Height5 ft 10 in (178 cm)
Weight350 lb (159 kg)
Criminal charge3 counts of first-degree murder
PenaltyDeath by electric chair
VictimsThree (four, if unborn child is included)
Span of crimes
May 11, 1982–
CountryUnited States
Date apprehended

Allen Lee Davis (July 20, 1944 – July 8, 1999) was an American mass murderer executed for the May 11, 1982, murder of Nancy Weiler, who was three months pregnant, in Jacksonville, Florida. According to reports, Nancy Weiler was "beaten almost beyond recognition" by Davis with a .357 Magnum, and hit over 25 times in the face and head.

He was also convicted of killing Nancy Weiler's two daughters, Kristina (age 10, shot twice in the face) and Katherine (age 5, shot as she was trying to run away and then skull beaten in with the gun). Davis was on parole for armed robbery at the time of the murders. He was executed on July 8, 1999.[1]

Last Meal[edit]

For his last meal Davis requested and received a dinner consisting of one lobster tail, fried potatoes, a half pound of fried shrimp, six ounces of fried clams, half a loaf of garlic bread, and 32 ounces of A&W Root Beer.


Davis' execution drew nationwide media attention after he bled profusely from the nose while being electrocuted. Also during his time in the electric chair, Davis suffered burns to his head, leg, and groin area. A subsequent investigation concluded that Davis had begun bleeding before the first jolt of electricity was applied. He had been taking blood thinning medication for an unrelated health problem. It was concluded that the electric chair had functioned as designed and the Florida Supreme Court upheld electrocution as a means of capital punishment. However, a dissenting justice published photos of the aftermath of the incident in an attempt to argue that the practice of capital punishment by electrocution was outdated, and that any future executions should be carried out through lethal injection.

In 1999, the state of Florida heard a petition from Thomas Harrison Provenzano, another death row inmate, that argued that the electric chair was a cruel and unusual punishment.

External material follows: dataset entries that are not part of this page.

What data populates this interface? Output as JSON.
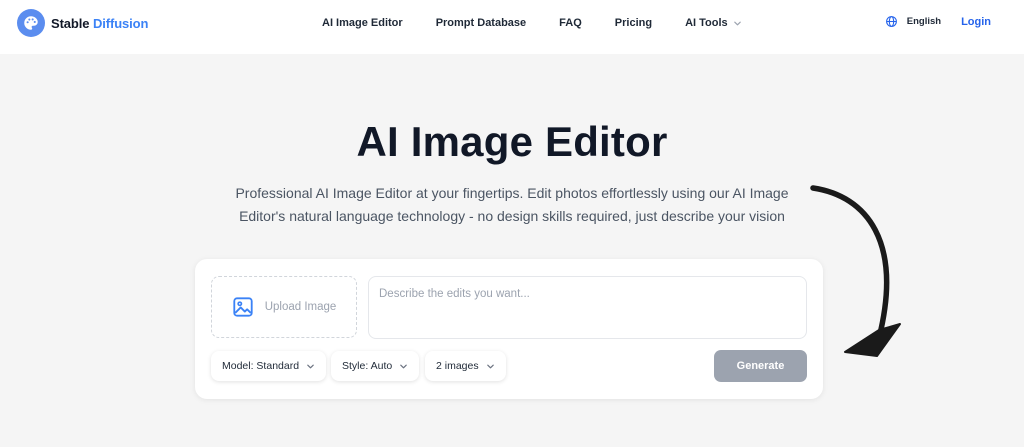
{
  "brand": {
    "name_part1": "Stable",
    "name_part2": "Diffusion"
  },
  "nav": {
    "links": [
      {
        "label": "AI Image Editor"
      },
      {
        "label": "Prompt Database"
      },
      {
        "label": "FAQ"
      },
      {
        "label": "Pricing"
      },
      {
        "label": "AI Tools",
        "icon": "chevron-down-icon"
      }
    ],
    "language": "English",
    "login": "Login"
  },
  "hero": {
    "title": "AI Image Editor",
    "subtitle_line1": "Professional AI Image Editor at your fingertips. Edit photos effortlessly using our AI Image",
    "subtitle_line2": "Editor's natural language technology - no design skills required, just describe your vision"
  },
  "editor": {
    "upload_label": "Upload Image",
    "prompt_placeholder": "Describe the edits you want...",
    "prompt_value": "",
    "model": "Model: Standard",
    "style": "Style: Auto",
    "count": "2 images",
    "generate_label": "Generate"
  },
  "colors": {
    "accent": "#3b82f6",
    "login": "#2563eb",
    "generate_disabled": "#9ca3af",
    "background": "#f5f5f5"
  }
}
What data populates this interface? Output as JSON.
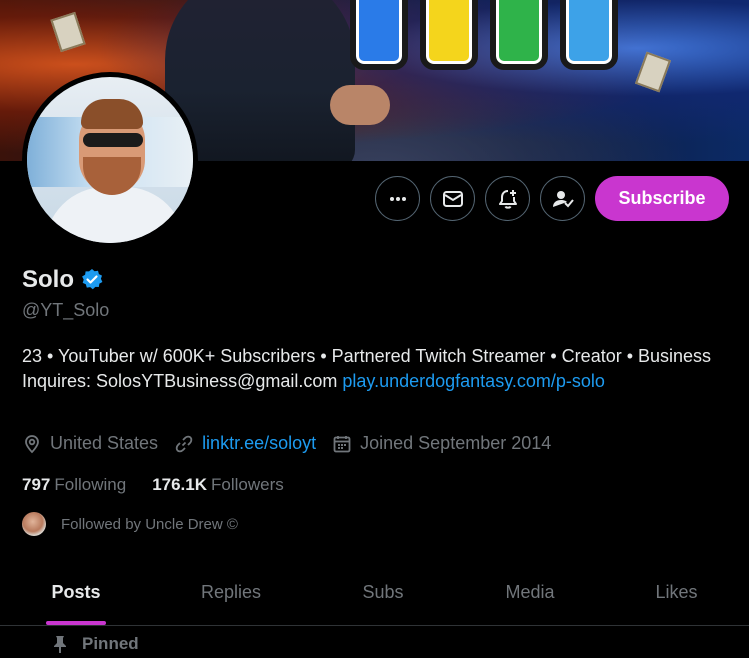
{
  "profile": {
    "display_name": "Solo",
    "handle": "@YT_Solo",
    "bio_text": "23 • YouTuber w/ 600K+ Subscribers • Partnered Twitch Streamer • Creator • Business Inquires: SolosYTBusiness@gmail.com ",
    "bio_link": "play.underdogfantasy.com/p-solo",
    "location": "United States",
    "website": "linktr.ee/soloyt",
    "joined": "Joined September 2014",
    "following_count": "797",
    "following_label": "Following",
    "followers_count": "176.1K",
    "followers_label": "Followers",
    "followed_by": "Followed by Uncle Drew ©"
  },
  "actions": {
    "subscribe_label": "Subscribe",
    "icons": [
      "more-icon",
      "message-icon",
      "notification-icon",
      "following-icon"
    ]
  },
  "tabs": [
    {
      "label": "Posts",
      "active": true
    },
    {
      "label": "Replies",
      "active": false
    },
    {
      "label": "Subs",
      "active": false
    },
    {
      "label": "Media",
      "active": false
    },
    {
      "label": "Likes",
      "active": false
    }
  ],
  "pinned_label": "Pinned",
  "colors": {
    "background": "#000000",
    "accent": "#c936cf",
    "link": "#1d9bf0",
    "muted": "#71767b",
    "text": "#e7e9ea",
    "verified": "#1d9bf0"
  }
}
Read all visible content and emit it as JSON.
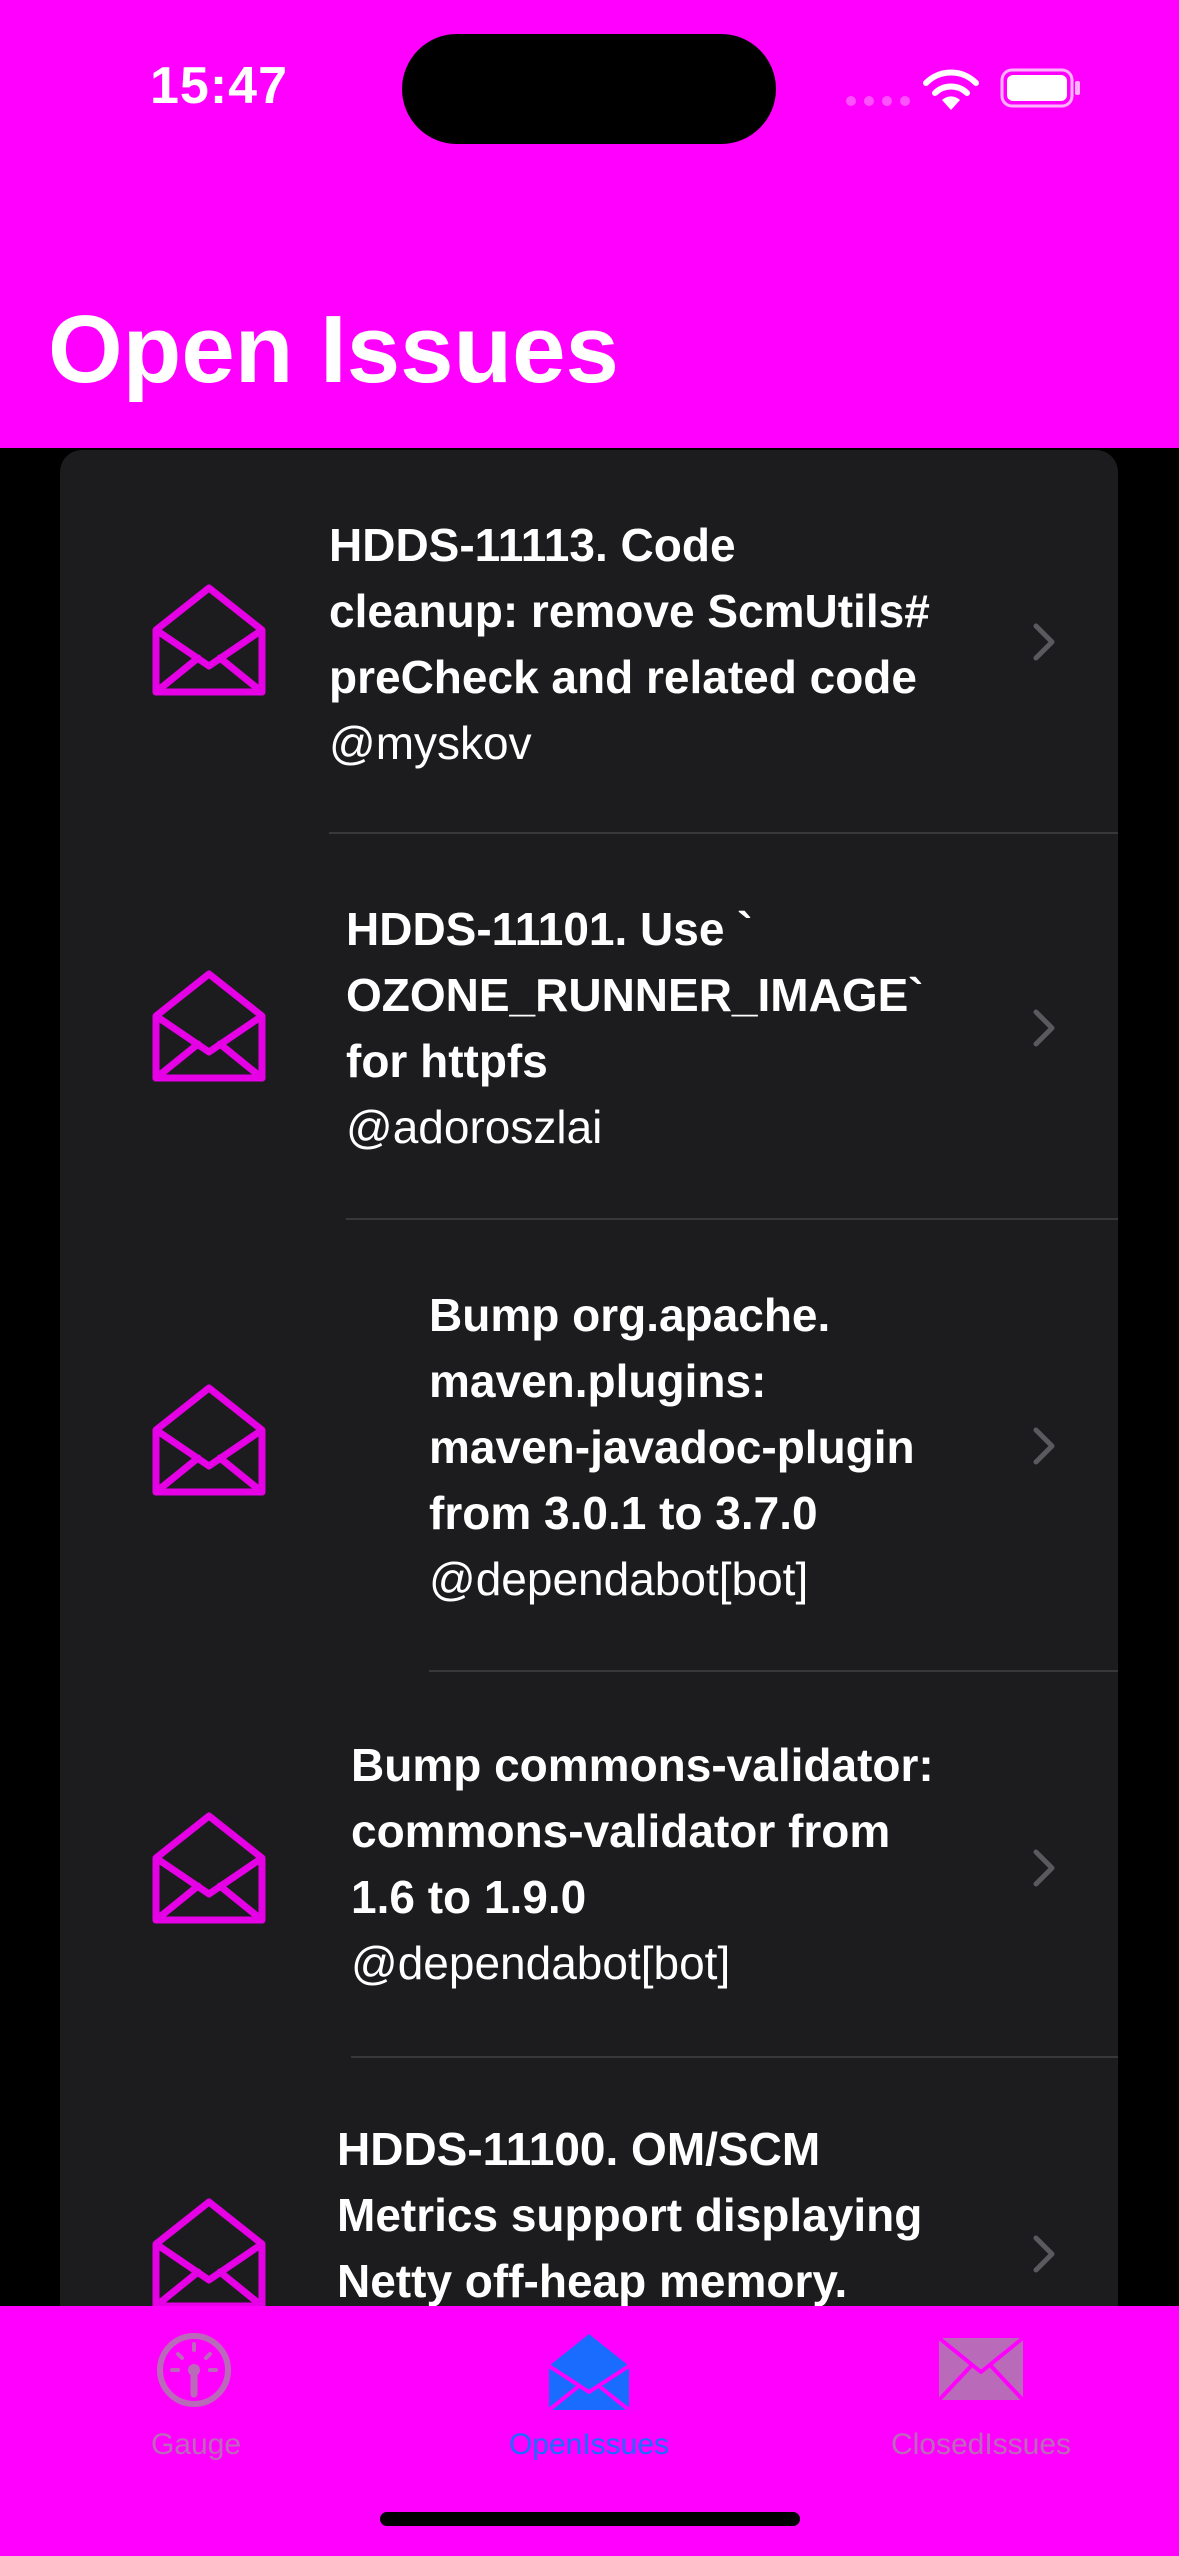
{
  "status_bar": {
    "time": "15:47"
  },
  "header": {
    "title": "Open Issues"
  },
  "colors": {
    "accent": "#ff00ff",
    "icon": "#e600e6",
    "tab_active": "#1a6cff",
    "tab_inactive": "#b96bb9",
    "list_bg": "#1c1c1e"
  },
  "issues": [
    {
      "title_lines": [
        "HDDS-11113. Code",
        "cleanup: remove ScmUtils#",
        "preCheck and related code"
      ],
      "author": "@myskov",
      "icon": "envelope-open-icon"
    },
    {
      "title_lines": [
        "HDDS-11101. Use `",
        "OZONE_RUNNER_IMAGE`",
        "for httpfs"
      ],
      "author": "@adoroszlai",
      "icon": "envelope-open-icon"
    },
    {
      "title_lines": [
        "Bump org.apache.",
        "maven.plugins:",
        "maven-javadoc-plugin",
        "from 3.0.1 to 3.7.0"
      ],
      "author": "@dependabot[bot]",
      "icon": "envelope-open-icon"
    },
    {
      "title_lines": [
        "Bump commons-validator:",
        "commons-validator from",
        "1.6 to 1.9.0"
      ],
      "author": "@dependabot[bot]",
      "icon": "envelope-open-icon"
    },
    {
      "title_lines": [
        "HDDS-11100. OM/SCM",
        "Metrics support displaying",
        "Netty off-heap memory."
      ],
      "author": "",
      "icon": "envelope-open-icon"
    }
  ],
  "tabbar": {
    "tabs": [
      {
        "label": "Gauge",
        "icon": "gauge-icon",
        "active": false
      },
      {
        "label": "OpenIssues",
        "icon": "envelope-open-icon",
        "active": true
      },
      {
        "label": "ClosedIssues",
        "icon": "envelope-closed-icon",
        "active": false
      }
    ]
  }
}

As of 2018, Davis was the last Florida inmate killed by the electric chair; beginning in 2000, all subsequent executions were by lethal injection.


External links[edit]